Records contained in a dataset
▼
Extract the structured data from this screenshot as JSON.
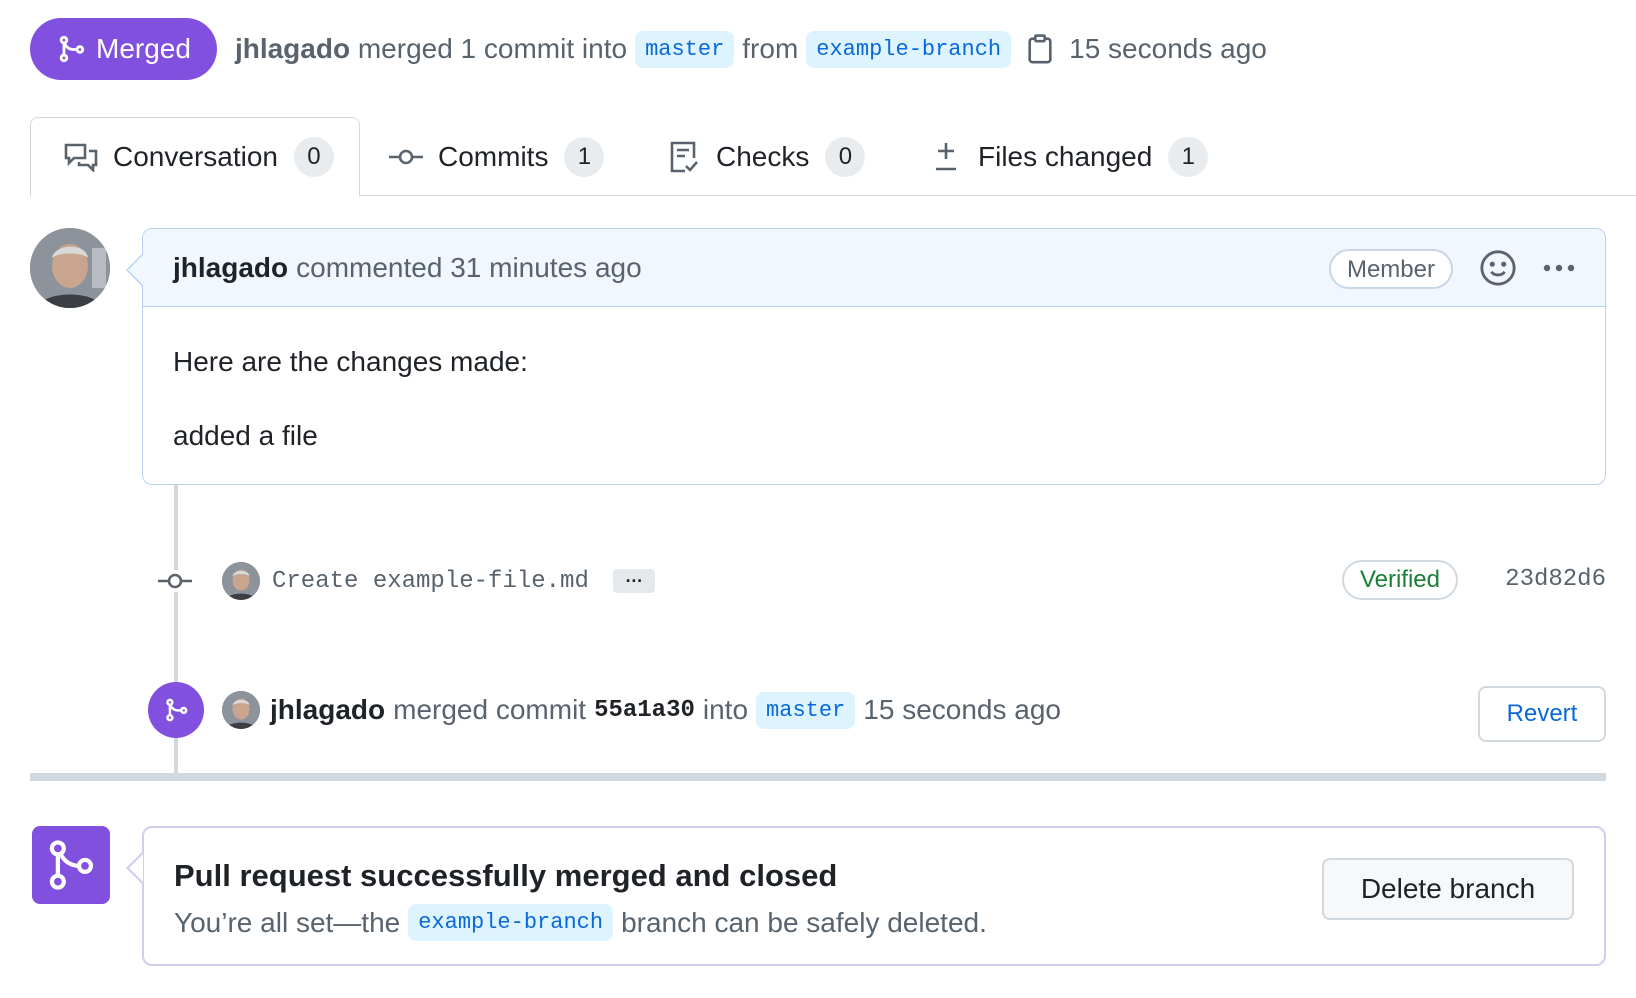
{
  "header": {
    "state_label": "Merged",
    "author": "jhlagado",
    "action_text": "merged 1 commit into",
    "base_branch": "master",
    "from_text": "from",
    "head_branch": "example-branch",
    "time": "15 seconds ago"
  },
  "tabs": [
    {
      "label": "Conversation",
      "count": "0",
      "icon": "comment-discussion-icon"
    },
    {
      "label": "Commits",
      "count": "1",
      "icon": "git-commit-icon"
    },
    {
      "label": "Checks",
      "count": "0",
      "icon": "checklist-icon"
    },
    {
      "label": "Files changed",
      "count": "1",
      "icon": "file-diff-icon"
    }
  ],
  "comment": {
    "author": "jhlagado",
    "meta": "commented 31 minutes ago",
    "role_badge": "Member",
    "body_line1": "Here are the changes made:",
    "body_line2": "added a file"
  },
  "commit": {
    "message": "Create example-file.md",
    "ellipsis": "…",
    "verified_label": "Verified",
    "sha": "23d82d6"
  },
  "merge_event": {
    "author": "jhlagado",
    "text_before": "merged commit",
    "sha": "55a1a30",
    "text_into": "into",
    "branch": "master",
    "time": "15 seconds ago",
    "revert_label": "Revert"
  },
  "merged_box": {
    "title": "Pull request successfully merged and closed",
    "sub_before": "You’re all set—the",
    "branch": "example-branch",
    "sub_after": "branch can be safely deleted.",
    "delete_label": "Delete branch"
  },
  "colors": {
    "merged_purple": "#8250df",
    "link_blue": "#0969da",
    "verified_green": "#1a7f37"
  }
}
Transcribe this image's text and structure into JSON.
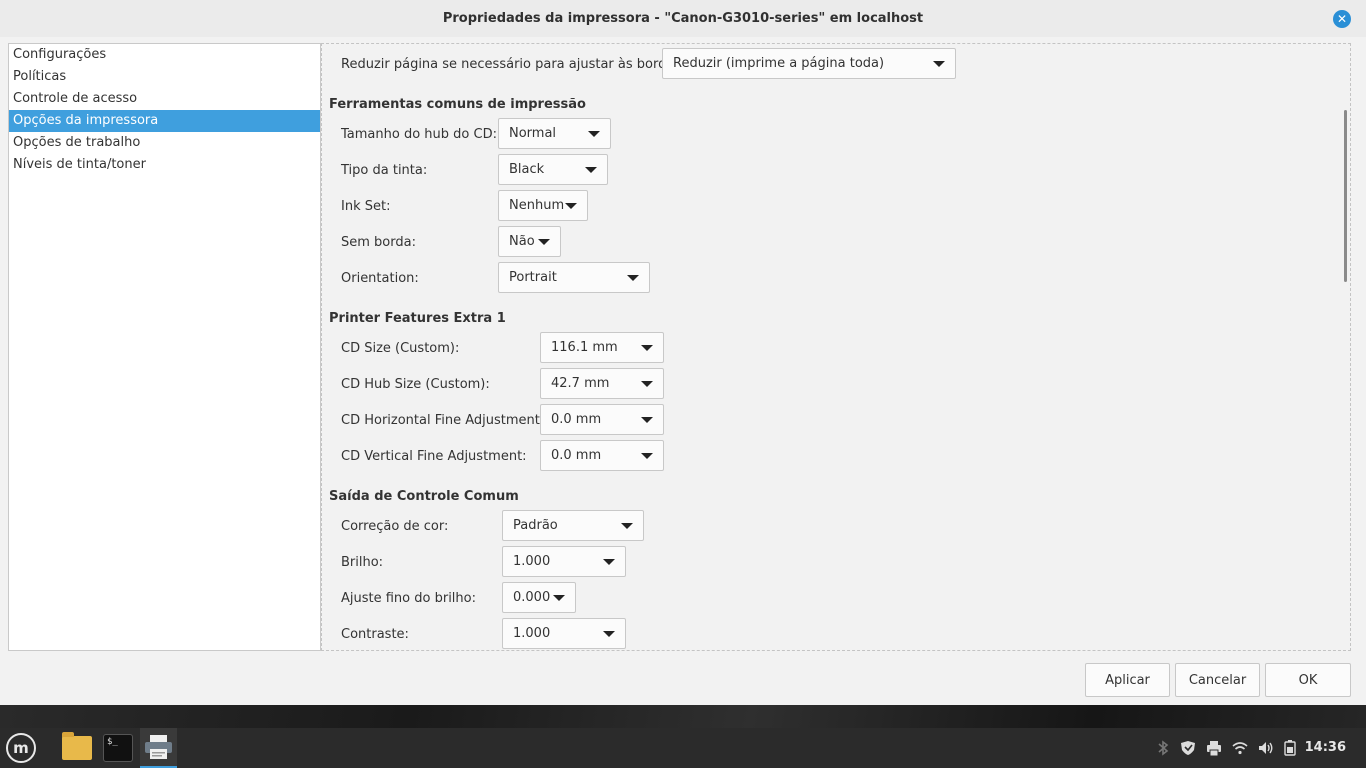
{
  "window": {
    "title": "Propriedades da impressora - \"Canon-G3010-series\" em localhost",
    "close_glyph": "✕"
  },
  "sidebar": {
    "items": [
      {
        "label": "Configurações"
      },
      {
        "label": "Políticas"
      },
      {
        "label": "Controle de acesso"
      },
      {
        "label": "Opções da impressora"
      },
      {
        "label": "Opções de trabalho"
      },
      {
        "label": "Níveis de tinta/toner"
      }
    ],
    "selected": "Opções da impressora"
  },
  "content": {
    "reduce_page": {
      "label": "Reduzir página se necessário para ajustar às bordas:",
      "value": "Reduzir (imprime a página toda)"
    },
    "section_common": "Ferramentas comuns de impressão",
    "cd_hub": {
      "label": "Tamanho do hub do CD:",
      "value": "Normal"
    },
    "ink_type": {
      "label": "Tipo da tinta:",
      "value": "Black"
    },
    "ink_set": {
      "label": "Ink Set:",
      "value": "Nenhum"
    },
    "borderless": {
      "label": "Sem borda:",
      "value": "Não"
    },
    "orientation": {
      "label": "Orientation:",
      "value": "Portrait"
    },
    "section_extra": "Printer Features Extra 1",
    "cd_size": {
      "label": "CD Size (Custom):",
      "value": "116.1 mm"
    },
    "cd_hub_size": {
      "label": "CD Hub Size (Custom):",
      "value": "42.7 mm"
    },
    "cd_h_adj": {
      "label": "CD Horizontal Fine Adjustment:",
      "value": "0.0 mm"
    },
    "cd_v_adj": {
      "label": "CD Vertical Fine Adjustment:",
      "value": "0.0 mm"
    },
    "section_output": "Saída de Controle Comum",
    "color_correction": {
      "label": "Correção de cor:",
      "value": "Padrão"
    },
    "brightness": {
      "label": "Brilho:",
      "value": "1.000"
    },
    "brightness_fine": {
      "label": "Ajuste fino do brilho:",
      "value": "0.000"
    },
    "contrast": {
      "label": "Contraste:",
      "value": "1.000"
    }
  },
  "buttons": {
    "apply": "Aplicar",
    "cancel": "Cancelar",
    "ok": "OK"
  },
  "taskbar": {
    "terminal_glyph": "$_",
    "mint_glyph": "m",
    "clock": "14:36"
  },
  "colors": {
    "accent": "#3f9fde",
    "close": "#2a8fd6"
  }
}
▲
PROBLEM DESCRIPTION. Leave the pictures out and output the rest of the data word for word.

EXPECTED ANSWER.
Extract the structured data from this screenshot as JSON.
{
  "header": {
    "state_label": "Merged",
    "author": "jhlagado",
    "action_text": "merged 1 commit into",
    "base_branch": "master",
    "from_text": "from",
    "head_branch": "example-branch",
    "time": "15 seconds ago"
  },
  "tabs": [
    {
      "label": "Conversation",
      "count": "0",
      "icon": "comment-discussion-icon"
    },
    {
      "label": "Commits",
      "count": "1",
      "icon": "git-commit-icon"
    },
    {
      "label": "Checks",
      "count": "0",
      "icon": "checklist-icon"
    },
    {
      "label": "Files changed",
      "count": "1",
      "icon": "file-diff-icon"
    }
  ],
  "comment": {
    "author": "jhlagado",
    "meta": "commented 31 minutes ago",
    "role_badge": "Member",
    "body_line1": "Here are the changes made:",
    "body_line2": "added a file"
  },
  "commit": {
    "message": "Create example-file.md",
    "ellipsis": "…",
    "verified_label": "Verified",
    "sha": "23d82d6"
  },
  "merge_event": {
    "author": "jhlagado",
    "text_before": "merged commit",
    "sha": "55a1a30",
    "text_into": "into",
    "branch": "master",
    "time": "15 seconds ago",
    "revert_label": "Revert"
  },
  "merged_box": {
    "title": "Pull request successfully merged and closed",
    "sub_before": "You’re all set—the",
    "branch": "example-branch",
    "sub_after": "branch can be safely deleted.",
    "delete_label": "Delete branch"
  },
  "colors": {
    "merged_purple": "#8250df",
    "link_blue": "#0969da",
    "verified_green": "#1a7f37"
  }
}
Transcribe this image's text and structure into JSON.
{
  "window": {
    "title": "Propriedades da impressora - \"Canon-G3010-series\" em localhost",
    "close_glyph": "✕"
  },
  "sidebar": {
    "items": [
      {
        "label": "Configurações"
      },
      {
        "label": "Políticas"
      },
      {
        "label": "Controle de acesso"
      },
      {
        "label": "Opções da impressora"
      },
      {
        "label": "Opções de trabalho"
      },
      {
        "label": "Níveis de tinta/toner"
      }
    ],
    "selected": "Opções da impressora"
  },
  "content": {
    "reduce_page": {
      "label": "Reduzir página se necessário para ajustar às bordas:",
      "value": "Reduzir (imprime a página toda)"
    },
    "section_common": "Ferramentas comuns de impressão",
    "cd_hub": {
      "label": "Tamanho do hub do CD:",
      "value": "Normal"
    },
    "ink_type": {
      "label": "Tipo da tinta:",
      "value": "Black"
    },
    "ink_set": {
      "label": "Ink Set:",
      "value": "Nenhum"
    },
    "borderless": {
      "label": "Sem borda:",
      "value": "Não"
    },
    "orientation": {
      "label": "Orientation:",
      "value": "Portrait"
    },
    "section_extra": "Printer Features Extra 1",
    "cd_size": {
      "label": "CD Size (Custom):",
      "value": "116.1 mm"
    },
    "cd_hub_size": {
      "label": "CD Hub Size (Custom):",
      "value": "42.7 mm"
    },
    "cd_h_adj": {
      "label": "CD Horizontal Fine Adjustment:",
      "value": "0.0 mm"
    },
    "cd_v_adj": {
      "label": "CD Vertical Fine Adjustment:",
      "value": "0.0 mm"
    },
    "section_output": "Saída de Controle Comum",
    "color_correction": {
      "label": "Correção de cor:",
      "value": "Padrão"
    },
    "brightness": {
      "label": "Brilho:",
      "value": "1.000"
    },
    "brightness_fine": {
      "label": "Ajuste fino do brilho:",
      "value": "0.000"
    },
    "contrast": {
      "label": "Contraste:",
      "value": "1.000"
    }
  },
  "buttons": {
    "apply": "Aplicar",
    "cancel": "Cancelar",
    "ok": "OK"
  },
  "taskbar": {
    "terminal_glyph": "$_",
    "mint_glyph": "m",
    "clock": "14:36"
  },
  "colors": {
    "accent": "#3f9fde",
    "close": "#2a8fd6"
  }
}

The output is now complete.